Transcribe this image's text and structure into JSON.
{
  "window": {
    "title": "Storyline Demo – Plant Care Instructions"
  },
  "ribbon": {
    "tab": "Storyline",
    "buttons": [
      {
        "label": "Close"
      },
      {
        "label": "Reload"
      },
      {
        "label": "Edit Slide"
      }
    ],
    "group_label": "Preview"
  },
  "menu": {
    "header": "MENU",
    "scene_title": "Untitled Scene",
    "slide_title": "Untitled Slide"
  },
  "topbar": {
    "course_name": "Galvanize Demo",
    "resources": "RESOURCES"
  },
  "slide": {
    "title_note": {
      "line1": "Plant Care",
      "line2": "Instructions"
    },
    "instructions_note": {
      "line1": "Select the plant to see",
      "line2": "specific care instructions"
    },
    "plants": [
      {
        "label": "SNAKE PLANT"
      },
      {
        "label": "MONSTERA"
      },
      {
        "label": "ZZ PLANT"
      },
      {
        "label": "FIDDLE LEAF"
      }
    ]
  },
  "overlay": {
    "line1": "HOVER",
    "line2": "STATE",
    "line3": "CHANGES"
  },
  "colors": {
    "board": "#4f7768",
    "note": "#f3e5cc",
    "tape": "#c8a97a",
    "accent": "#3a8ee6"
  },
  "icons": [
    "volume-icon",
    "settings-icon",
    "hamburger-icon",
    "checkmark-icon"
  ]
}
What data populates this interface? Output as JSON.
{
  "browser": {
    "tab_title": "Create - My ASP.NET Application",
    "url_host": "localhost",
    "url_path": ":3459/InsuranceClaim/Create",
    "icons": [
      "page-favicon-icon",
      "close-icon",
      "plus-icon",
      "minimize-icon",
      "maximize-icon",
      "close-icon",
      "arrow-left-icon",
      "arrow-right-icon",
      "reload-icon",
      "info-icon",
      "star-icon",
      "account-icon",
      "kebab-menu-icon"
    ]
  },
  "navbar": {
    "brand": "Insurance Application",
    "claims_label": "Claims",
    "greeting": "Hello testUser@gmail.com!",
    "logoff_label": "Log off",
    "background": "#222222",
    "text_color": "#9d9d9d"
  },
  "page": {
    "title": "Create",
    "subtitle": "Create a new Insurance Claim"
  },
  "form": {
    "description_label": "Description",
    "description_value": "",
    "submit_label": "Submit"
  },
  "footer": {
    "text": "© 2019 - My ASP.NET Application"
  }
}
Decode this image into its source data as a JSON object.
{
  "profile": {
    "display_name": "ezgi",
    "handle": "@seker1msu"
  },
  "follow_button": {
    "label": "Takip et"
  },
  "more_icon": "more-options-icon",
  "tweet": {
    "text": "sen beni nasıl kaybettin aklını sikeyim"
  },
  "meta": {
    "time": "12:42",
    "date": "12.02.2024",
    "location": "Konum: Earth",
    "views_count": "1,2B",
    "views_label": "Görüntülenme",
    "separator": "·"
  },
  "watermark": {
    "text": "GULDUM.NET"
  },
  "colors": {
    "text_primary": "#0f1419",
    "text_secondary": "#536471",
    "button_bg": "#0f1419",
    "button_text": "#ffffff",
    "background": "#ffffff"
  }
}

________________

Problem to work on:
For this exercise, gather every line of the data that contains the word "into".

Answer to this exercise:
Transcribe this image's text and structure into JSON.
Decode this image into its source data as a JSON object.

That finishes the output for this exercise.